In last post of this series we had a look at various dashboards from where we can monitor zerto. Also we learned how to create custom dashboards as per requirement to view very specific details.
In this post we will learn about some advance configuration settings that we can do with zerto. These advance settings are skipped while performing an express install.
If you have landed directly on this page by mistake, then I encourage you to read earlier posts of this series from below links:
Lets get started.
1: To configure advance settings, login to ZVM interface and from top right corner select “Site Settings”
2: Cloud Settings: If you have a vCloud Director based cloud in your on-prem or if you have a vcloud based cloud subscription, then you can configure the settings here so that you can use zerto to replicate your workloads on a vCD based cloud.
3: Bandwidth Throttling: In case where you do not have a dedicated bandwidth reserved for your DR workloads, and you are using shared network infrastructure and network team is only allowing to use a specific percentage of total bandwidth, then you can configure those settings here.
Say for example, out of 100 MBPS, you are only allowed to use 15 MBPS for zerto replication, you can uncheck the unlimited checkbox and enter a value here.
Note: Minimum supported bandwidth is 5 MBPS.
If you are going to protect virtual machines on this site as well as recover virtual machines to this site, for example via failback, you also have to set the bandwidth on the peer site out to this site.
Time-based Bandwidth Throttling
Bandwidth throttling can be made more granular by enabling time based throttling. Here you can define the time period when bandwidth throttling is actually needed.
Example: You can set the max bandwidth that zerto replication can use to 10 MBPS during business hours (09:00 AM to 06:00 PM). Post business hours, whatever bandwidth is available can be used for replicating workloads.
4: Site Policies
Failover/Move commit policy: You have 3 options available for comminting the uncommited transaction when you test recover a VM or move a VPG from one site to another:
- None: The failover or move operation must be manually committed or rolled back by the user.

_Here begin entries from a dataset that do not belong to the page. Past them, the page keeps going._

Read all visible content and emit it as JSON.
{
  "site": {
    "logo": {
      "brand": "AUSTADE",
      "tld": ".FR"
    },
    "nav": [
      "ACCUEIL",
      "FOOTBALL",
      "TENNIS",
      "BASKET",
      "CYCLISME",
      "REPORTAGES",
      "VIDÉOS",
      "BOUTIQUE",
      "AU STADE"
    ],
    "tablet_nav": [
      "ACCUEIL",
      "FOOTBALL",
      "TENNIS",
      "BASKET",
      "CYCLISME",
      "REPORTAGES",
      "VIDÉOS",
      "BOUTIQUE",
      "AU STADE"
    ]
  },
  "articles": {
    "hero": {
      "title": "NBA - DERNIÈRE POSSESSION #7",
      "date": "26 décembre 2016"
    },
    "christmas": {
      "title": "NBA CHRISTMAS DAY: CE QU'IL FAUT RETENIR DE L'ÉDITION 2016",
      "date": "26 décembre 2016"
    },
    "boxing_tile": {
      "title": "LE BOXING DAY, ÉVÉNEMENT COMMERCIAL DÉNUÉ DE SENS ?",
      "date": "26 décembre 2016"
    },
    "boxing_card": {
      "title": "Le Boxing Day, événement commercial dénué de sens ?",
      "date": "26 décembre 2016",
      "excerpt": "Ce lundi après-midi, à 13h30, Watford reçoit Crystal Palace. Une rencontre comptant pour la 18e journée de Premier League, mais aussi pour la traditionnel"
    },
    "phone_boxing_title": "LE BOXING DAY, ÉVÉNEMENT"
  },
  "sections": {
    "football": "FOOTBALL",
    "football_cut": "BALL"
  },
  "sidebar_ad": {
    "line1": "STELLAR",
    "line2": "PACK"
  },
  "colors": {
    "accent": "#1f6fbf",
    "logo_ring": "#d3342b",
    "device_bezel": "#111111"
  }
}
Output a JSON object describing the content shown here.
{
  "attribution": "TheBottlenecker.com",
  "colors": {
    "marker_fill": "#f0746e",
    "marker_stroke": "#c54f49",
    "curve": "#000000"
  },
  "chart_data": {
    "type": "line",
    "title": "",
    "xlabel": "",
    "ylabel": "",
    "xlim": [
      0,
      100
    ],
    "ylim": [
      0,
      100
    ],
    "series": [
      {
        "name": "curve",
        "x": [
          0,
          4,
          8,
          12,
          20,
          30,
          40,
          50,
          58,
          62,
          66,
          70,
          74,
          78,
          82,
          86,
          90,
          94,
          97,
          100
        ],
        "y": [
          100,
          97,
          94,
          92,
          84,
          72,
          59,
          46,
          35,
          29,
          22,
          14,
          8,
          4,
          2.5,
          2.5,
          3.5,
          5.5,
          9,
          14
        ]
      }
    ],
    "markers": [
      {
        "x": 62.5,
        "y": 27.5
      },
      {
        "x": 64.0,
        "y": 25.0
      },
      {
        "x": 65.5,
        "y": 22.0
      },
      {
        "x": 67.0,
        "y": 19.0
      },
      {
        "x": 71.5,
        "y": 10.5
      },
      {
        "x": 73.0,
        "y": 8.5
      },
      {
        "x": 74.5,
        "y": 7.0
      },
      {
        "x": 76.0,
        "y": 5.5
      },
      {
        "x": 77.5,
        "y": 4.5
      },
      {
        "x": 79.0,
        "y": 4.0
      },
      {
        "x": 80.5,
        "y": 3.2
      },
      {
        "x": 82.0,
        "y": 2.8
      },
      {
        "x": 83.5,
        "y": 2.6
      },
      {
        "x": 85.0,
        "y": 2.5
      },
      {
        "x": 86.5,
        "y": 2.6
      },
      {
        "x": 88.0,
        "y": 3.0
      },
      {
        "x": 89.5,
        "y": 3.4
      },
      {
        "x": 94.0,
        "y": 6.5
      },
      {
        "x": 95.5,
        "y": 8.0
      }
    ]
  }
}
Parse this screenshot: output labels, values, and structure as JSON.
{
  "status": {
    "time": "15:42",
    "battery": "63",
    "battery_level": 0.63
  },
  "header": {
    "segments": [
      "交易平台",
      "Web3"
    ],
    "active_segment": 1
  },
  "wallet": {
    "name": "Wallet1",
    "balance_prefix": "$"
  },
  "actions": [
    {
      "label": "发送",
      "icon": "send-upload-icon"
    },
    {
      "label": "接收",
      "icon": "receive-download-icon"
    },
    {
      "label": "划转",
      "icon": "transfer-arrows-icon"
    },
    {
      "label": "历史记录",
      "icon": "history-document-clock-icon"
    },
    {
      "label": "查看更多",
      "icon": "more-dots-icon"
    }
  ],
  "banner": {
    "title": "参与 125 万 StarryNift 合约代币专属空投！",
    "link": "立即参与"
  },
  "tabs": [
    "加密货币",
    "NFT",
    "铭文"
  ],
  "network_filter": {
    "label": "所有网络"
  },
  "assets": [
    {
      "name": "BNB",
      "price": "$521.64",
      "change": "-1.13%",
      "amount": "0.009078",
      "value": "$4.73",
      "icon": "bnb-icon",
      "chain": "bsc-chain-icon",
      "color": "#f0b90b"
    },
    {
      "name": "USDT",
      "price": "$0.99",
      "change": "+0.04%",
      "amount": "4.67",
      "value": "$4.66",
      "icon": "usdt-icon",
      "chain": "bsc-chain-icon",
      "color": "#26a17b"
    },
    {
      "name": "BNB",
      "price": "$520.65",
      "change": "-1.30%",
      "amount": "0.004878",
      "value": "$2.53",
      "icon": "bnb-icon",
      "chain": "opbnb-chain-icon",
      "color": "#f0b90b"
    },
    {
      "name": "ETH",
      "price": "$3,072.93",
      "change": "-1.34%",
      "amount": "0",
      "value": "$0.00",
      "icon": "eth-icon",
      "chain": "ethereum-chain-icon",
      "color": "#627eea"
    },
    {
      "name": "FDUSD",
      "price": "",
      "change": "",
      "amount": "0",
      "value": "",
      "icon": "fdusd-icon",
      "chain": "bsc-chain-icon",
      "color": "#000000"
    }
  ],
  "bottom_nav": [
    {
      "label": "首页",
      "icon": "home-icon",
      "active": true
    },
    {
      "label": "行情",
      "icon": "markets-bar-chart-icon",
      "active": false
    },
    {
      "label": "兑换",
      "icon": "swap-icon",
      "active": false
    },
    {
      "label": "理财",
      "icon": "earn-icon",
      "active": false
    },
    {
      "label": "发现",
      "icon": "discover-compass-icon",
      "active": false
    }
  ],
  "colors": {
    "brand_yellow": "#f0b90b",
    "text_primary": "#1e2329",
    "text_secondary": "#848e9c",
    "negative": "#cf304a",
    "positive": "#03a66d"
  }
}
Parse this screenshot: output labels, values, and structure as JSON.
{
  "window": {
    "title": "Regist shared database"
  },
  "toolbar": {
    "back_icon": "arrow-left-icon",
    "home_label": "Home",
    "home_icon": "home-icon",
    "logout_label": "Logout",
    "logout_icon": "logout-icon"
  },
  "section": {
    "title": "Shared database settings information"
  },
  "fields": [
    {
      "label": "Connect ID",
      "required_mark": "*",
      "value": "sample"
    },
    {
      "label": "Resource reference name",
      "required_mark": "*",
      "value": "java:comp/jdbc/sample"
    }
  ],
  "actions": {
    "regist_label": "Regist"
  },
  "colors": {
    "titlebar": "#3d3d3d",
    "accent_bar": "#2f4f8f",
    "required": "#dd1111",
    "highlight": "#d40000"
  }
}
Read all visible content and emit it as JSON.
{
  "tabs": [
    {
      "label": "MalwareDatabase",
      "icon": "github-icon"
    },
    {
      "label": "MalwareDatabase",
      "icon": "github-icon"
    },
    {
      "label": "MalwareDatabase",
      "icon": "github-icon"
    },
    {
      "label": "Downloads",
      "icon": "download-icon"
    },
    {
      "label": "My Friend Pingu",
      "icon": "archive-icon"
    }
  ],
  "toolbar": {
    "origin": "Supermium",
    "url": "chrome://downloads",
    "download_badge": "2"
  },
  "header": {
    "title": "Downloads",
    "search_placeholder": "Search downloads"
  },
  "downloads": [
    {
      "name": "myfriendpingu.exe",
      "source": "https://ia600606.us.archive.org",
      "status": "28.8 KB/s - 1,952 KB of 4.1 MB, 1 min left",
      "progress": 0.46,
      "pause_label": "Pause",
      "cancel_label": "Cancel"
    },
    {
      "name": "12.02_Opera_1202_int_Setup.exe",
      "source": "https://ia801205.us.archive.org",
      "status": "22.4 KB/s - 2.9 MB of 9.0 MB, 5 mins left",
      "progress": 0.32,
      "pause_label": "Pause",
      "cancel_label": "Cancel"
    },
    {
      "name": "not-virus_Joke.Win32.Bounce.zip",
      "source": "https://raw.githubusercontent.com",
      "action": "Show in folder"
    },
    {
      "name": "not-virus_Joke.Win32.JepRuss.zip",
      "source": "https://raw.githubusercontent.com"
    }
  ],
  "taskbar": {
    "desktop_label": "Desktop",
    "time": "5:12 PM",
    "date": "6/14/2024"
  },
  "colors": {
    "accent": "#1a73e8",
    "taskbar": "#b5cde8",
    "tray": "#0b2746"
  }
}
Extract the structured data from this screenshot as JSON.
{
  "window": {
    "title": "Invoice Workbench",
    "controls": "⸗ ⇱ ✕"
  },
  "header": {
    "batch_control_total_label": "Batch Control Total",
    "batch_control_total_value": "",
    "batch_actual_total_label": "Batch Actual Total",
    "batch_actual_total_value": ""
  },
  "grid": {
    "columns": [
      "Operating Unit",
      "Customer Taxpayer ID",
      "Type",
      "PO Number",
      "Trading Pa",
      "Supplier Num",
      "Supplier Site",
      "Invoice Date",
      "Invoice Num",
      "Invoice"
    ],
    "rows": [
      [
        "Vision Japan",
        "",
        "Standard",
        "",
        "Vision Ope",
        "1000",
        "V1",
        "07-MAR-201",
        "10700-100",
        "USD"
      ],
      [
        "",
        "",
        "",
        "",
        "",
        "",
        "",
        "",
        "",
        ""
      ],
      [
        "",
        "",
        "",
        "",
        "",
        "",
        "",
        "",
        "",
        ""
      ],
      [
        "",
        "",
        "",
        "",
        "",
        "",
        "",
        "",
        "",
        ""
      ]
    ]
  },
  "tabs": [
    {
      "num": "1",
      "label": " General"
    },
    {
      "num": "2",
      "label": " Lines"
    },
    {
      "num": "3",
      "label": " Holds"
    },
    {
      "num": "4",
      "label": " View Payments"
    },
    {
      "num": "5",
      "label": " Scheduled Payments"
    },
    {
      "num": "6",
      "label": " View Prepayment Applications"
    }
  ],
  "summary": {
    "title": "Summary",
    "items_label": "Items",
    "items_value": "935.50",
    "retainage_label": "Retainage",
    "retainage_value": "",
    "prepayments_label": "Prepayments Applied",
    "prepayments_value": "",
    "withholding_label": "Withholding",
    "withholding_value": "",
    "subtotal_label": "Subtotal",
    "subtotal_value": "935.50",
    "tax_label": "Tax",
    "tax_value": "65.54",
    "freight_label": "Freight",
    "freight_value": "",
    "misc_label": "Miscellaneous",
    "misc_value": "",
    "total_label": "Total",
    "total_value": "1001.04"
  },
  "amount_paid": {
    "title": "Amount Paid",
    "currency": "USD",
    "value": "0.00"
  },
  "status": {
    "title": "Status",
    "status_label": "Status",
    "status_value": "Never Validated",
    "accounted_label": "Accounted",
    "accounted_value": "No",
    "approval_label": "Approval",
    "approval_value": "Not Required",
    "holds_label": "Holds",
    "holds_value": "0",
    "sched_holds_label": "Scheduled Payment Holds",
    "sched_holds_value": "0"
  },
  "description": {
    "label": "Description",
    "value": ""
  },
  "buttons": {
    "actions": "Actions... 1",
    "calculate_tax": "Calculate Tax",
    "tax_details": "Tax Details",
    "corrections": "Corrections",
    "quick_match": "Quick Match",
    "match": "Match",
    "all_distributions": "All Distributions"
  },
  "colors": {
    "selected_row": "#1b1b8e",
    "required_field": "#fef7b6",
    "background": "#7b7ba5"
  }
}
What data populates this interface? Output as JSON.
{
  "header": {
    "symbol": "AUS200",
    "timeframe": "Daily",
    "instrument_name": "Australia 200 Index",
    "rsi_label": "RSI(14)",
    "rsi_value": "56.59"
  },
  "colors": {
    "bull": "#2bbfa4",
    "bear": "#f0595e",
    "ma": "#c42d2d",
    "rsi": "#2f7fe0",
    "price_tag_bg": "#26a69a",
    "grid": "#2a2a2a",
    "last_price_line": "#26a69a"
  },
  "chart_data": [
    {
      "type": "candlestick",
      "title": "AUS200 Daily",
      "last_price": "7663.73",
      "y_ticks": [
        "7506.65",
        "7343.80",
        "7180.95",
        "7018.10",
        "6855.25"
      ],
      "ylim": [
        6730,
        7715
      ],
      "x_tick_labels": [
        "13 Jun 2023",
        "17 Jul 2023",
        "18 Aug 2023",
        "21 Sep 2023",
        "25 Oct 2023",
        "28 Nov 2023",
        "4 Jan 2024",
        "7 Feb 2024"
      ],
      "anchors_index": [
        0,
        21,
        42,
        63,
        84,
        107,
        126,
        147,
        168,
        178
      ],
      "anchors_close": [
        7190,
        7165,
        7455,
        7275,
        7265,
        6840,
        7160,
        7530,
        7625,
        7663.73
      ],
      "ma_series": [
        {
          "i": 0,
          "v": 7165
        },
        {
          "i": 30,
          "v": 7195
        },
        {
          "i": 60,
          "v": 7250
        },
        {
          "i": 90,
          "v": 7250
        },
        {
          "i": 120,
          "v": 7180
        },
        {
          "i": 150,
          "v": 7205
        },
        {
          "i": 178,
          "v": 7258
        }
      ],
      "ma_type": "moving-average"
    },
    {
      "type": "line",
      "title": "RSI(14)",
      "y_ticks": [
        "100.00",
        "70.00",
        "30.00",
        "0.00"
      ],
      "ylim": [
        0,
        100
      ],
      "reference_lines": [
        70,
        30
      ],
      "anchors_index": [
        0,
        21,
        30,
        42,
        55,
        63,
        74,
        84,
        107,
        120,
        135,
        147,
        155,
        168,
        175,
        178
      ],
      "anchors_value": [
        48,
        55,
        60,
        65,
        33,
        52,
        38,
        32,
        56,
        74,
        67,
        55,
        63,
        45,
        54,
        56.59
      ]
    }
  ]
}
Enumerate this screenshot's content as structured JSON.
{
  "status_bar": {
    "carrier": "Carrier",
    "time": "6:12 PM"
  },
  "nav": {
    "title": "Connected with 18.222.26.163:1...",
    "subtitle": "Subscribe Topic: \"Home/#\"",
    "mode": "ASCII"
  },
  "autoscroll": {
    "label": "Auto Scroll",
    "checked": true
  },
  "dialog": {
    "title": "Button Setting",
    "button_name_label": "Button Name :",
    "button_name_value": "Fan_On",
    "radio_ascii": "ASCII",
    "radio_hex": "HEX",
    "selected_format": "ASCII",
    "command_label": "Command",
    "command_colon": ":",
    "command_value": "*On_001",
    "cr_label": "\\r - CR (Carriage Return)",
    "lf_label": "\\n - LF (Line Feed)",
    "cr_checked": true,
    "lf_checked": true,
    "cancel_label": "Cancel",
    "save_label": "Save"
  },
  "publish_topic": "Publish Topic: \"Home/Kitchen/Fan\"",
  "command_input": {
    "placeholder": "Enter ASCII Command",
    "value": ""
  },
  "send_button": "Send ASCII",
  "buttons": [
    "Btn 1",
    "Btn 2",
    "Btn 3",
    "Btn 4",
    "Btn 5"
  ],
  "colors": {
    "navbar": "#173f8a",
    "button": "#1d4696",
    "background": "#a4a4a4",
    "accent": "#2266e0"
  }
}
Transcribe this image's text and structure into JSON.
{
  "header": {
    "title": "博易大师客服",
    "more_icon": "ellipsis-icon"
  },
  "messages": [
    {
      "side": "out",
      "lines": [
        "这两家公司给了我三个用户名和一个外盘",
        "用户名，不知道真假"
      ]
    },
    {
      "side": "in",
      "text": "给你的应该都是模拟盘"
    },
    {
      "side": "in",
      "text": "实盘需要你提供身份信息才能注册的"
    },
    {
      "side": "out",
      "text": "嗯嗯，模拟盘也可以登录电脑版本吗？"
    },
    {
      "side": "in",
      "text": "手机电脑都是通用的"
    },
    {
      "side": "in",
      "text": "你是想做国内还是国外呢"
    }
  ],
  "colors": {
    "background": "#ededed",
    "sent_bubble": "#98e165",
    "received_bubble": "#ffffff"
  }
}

- Commit: After the time specified in the Default Timeout field the failover or move operation is committed, unless manually committed or rolled back by the user before the time-out value is reached. During the specified time you can check the recovered VPG virtual machines.
- Rollback: After the time specified in the Default Timeout field the failover or move operation is rolled back, unless manually committed or rolled back by the user before the time-out value is reached. During the specified time you can check the recovered virtual machines in the VPG.
The value set here applies as the default for all failover or move operations from this point on but can be changed when defining a failover or move operation.
Default Timeout: Duration after which a Commit or Rollback commit policy is performed. A value of zero indicates that the system will automatically perform the commit policy, without waiting for any user interaction.
Script Execution Timeout field: Timeout in seconds for a script to run before or after a failover or move operation.
5: Replication Pause Time: This is the amount of time for which synchronization is paused when the number of checkpoints in the journal becomes too small. During this time, transfer of data from the protected site to the journal on the recovery site is paused.
Why you need this?
During synchronization, the latest changes in the protection site are added to the journal and older data in the journal is moved to the mirror virtual disk managed by the VRA for the virtual machine. As the synchronization continues and more old data is moved out of the journal, the checkpoints associated with the data are also removed from the journal and new checkpoints are not added to the journal.
If the synchronization continues for too long, all the checkpoints can be removed from the journal meaning all recovery operations, test failover, move, and live failover, can no longer be performed. By defining replication pause time, administrators can resolve the above mentioned issue.
6: Email Settings: By configuring email settings, you can send the alerts produced by zerto to your monitoring DL so that the monitoring team are immidiately informed when your environment is experiencing issues with replication etc.
You need to define your smtp server name and default port used for sending email. Also you need a “To and From id” for sender and recipient. Make sure to checkmark the box “enable sending alerts”
And that’s it for this post.
I hope you find this post informational. Feel free to share this on social media if it is worth sharing. Be sociable 🙂